The new(ish) New York Times building isn’t just pretty to look at (and fun to climb), it’s also exceeding expectations when it comes to energy efficiency. Designed by Renzo Piano in association with FXFOWLE Architects, the 52-story, 1.6-million-square-foot tower won’t leave the light on for you—or anyone else for that matter. Lighting for the entire building is controlled by a cutting-edge light management system (Lutron Electronics‘ Quantum), and it has achieved a whopping 70% energy savings compared to the building’s already ambitious benchmark for energy efficiency.

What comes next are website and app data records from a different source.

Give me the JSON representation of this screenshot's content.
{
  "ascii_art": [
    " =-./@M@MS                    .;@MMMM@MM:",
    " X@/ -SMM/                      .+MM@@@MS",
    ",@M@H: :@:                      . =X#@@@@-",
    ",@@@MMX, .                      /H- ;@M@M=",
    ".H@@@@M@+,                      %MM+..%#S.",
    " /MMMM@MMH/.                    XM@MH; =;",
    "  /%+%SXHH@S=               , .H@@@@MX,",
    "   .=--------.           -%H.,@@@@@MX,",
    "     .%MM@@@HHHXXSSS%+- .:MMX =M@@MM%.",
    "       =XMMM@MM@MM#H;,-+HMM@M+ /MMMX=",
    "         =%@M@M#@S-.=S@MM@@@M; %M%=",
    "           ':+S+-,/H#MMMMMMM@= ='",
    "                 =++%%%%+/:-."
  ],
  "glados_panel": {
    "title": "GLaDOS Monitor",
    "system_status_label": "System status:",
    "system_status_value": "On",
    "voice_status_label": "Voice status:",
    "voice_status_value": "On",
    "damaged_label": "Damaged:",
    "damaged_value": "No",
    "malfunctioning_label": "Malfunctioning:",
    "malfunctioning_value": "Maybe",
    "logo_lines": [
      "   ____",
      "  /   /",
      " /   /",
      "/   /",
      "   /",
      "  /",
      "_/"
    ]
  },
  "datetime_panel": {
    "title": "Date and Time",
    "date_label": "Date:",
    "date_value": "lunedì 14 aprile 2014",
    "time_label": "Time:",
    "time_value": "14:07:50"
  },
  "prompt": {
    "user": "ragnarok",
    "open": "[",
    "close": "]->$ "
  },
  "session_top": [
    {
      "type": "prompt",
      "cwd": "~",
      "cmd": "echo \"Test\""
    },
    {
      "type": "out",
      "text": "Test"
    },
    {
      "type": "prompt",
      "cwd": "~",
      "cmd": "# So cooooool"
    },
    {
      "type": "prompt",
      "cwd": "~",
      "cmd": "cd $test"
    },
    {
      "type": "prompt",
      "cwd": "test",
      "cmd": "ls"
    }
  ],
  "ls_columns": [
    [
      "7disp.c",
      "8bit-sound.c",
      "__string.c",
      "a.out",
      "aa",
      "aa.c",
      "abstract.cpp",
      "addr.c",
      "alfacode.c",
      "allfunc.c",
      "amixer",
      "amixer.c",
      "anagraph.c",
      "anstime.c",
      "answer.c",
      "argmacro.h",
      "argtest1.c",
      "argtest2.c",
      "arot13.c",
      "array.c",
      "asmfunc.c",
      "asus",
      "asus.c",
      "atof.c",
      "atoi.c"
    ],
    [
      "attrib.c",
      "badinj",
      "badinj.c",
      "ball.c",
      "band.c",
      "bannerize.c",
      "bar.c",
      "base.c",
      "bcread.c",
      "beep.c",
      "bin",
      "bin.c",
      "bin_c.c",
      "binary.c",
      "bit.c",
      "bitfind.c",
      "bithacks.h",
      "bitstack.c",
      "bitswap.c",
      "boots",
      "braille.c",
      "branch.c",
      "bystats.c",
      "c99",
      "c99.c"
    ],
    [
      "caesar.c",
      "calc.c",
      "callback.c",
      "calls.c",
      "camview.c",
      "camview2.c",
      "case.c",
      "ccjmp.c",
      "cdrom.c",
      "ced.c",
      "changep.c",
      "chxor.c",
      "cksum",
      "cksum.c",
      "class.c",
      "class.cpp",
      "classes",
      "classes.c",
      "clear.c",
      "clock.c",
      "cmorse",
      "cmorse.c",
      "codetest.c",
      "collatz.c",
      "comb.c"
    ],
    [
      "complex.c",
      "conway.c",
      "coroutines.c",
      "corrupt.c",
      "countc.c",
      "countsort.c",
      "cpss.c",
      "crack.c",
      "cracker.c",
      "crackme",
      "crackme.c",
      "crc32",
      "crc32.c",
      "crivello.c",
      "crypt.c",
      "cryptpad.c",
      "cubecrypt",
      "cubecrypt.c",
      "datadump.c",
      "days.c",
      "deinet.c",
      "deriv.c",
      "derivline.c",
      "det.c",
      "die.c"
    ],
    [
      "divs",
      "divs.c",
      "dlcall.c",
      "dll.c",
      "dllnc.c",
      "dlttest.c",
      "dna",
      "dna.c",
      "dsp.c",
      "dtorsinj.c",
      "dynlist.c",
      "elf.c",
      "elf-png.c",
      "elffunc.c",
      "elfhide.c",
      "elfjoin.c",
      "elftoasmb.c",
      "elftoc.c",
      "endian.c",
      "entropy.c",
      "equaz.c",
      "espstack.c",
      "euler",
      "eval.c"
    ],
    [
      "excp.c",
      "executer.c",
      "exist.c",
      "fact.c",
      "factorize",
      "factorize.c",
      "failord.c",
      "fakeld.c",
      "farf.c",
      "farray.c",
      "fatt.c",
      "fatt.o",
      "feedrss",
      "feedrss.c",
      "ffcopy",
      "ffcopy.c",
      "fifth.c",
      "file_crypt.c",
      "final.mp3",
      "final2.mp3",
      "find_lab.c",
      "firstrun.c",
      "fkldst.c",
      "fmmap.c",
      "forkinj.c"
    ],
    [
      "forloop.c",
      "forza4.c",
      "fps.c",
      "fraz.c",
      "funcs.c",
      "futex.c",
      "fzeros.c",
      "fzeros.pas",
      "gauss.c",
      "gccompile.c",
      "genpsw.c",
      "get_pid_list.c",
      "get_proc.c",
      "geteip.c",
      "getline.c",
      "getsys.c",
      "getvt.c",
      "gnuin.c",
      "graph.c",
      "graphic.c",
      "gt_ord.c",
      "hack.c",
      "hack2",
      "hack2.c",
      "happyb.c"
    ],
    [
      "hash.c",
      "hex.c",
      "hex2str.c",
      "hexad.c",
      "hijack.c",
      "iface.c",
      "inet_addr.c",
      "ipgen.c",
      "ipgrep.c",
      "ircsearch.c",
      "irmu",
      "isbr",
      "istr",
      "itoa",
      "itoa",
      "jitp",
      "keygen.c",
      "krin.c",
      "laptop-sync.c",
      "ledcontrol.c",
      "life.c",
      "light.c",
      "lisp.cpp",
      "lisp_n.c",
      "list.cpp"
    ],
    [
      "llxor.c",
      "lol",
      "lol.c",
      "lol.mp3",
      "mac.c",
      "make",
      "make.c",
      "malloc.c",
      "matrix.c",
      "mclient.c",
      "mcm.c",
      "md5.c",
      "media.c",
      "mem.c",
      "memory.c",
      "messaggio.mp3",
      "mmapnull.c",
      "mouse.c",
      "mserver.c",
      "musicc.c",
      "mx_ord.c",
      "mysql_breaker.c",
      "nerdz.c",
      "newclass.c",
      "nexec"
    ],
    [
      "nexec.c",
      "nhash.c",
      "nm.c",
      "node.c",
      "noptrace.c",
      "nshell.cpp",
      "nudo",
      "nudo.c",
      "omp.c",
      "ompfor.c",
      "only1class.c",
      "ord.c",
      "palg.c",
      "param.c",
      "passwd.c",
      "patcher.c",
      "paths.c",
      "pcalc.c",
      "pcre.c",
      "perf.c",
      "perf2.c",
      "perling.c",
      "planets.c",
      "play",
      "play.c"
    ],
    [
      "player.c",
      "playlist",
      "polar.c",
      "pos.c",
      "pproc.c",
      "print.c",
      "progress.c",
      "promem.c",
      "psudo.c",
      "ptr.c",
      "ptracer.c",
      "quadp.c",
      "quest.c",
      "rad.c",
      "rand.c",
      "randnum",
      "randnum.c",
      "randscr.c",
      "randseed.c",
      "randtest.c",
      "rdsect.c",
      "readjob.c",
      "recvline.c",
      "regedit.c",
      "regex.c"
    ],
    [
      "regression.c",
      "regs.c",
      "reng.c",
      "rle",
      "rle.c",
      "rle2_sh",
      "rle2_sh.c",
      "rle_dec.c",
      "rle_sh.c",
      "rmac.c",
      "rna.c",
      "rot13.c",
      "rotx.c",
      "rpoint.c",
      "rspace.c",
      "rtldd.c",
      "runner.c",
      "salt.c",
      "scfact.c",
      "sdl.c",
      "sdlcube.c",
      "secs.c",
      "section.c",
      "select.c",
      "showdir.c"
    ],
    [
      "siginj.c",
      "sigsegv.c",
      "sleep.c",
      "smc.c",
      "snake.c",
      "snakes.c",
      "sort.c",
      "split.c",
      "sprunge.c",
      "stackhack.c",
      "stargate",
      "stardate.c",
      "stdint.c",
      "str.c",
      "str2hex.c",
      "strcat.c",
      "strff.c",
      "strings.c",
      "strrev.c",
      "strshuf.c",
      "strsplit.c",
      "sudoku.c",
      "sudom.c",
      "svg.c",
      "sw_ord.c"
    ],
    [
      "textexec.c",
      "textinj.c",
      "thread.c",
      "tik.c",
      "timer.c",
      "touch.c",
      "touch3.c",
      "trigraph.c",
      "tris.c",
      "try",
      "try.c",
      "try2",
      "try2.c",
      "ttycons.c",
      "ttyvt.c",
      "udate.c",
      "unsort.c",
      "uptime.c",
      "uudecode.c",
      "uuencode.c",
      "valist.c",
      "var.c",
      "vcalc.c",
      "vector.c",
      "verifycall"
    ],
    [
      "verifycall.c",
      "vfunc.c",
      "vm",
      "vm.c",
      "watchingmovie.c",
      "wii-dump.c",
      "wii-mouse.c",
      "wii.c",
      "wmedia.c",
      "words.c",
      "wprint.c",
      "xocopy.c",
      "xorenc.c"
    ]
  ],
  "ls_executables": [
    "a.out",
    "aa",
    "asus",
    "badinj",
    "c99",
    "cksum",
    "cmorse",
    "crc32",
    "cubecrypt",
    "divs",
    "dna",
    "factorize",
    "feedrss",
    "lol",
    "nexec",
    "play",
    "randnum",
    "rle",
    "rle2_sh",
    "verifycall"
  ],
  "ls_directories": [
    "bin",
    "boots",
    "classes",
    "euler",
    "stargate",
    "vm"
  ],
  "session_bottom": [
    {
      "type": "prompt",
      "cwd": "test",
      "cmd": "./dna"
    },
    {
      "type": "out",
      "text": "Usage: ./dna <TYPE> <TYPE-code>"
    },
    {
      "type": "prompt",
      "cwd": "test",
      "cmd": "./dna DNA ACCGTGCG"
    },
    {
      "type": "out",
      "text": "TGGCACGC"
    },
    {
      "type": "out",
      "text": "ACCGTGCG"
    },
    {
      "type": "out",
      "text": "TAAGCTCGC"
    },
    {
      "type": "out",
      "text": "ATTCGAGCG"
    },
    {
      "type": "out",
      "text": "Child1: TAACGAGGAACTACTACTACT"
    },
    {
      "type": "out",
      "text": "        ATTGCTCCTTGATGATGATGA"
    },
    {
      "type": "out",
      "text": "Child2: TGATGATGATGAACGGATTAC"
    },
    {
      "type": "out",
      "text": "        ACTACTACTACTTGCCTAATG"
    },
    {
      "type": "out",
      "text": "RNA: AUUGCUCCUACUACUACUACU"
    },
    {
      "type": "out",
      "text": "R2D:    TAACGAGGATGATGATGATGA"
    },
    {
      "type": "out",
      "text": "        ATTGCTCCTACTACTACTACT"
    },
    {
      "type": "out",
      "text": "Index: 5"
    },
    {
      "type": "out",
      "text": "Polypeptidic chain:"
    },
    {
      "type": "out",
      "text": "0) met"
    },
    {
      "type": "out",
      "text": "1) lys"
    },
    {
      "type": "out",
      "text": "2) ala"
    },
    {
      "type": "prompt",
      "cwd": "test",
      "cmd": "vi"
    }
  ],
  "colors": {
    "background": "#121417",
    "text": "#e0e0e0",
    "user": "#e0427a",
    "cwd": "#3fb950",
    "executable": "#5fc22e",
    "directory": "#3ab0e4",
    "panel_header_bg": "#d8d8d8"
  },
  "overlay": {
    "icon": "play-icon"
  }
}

“We designed our building to use 1.28 Watts per square foot of lighting power. With Quantum, it’s using only 0.38,” said Glenn Hughes, director of construction for The New York Times Company during the design, installation, and commissioning of the building, in a press release issued by Lutron. “The energy usage savings is stunning.” The system works by setting the appropriate target light level for each space, automatically dimming electric lights when enough daylight is present, and turning lights off when space is vacant. It’s estimated that the savings in lighting energy usage will mean an annual savings of about $315,000 for the Times Company—a sum equivalent to the price of 78,750 copies of the Sunday paper. Click “continued…” for a look inside the building, although be warned that the photos will make your office jealous.
Photos: Nic Lehoux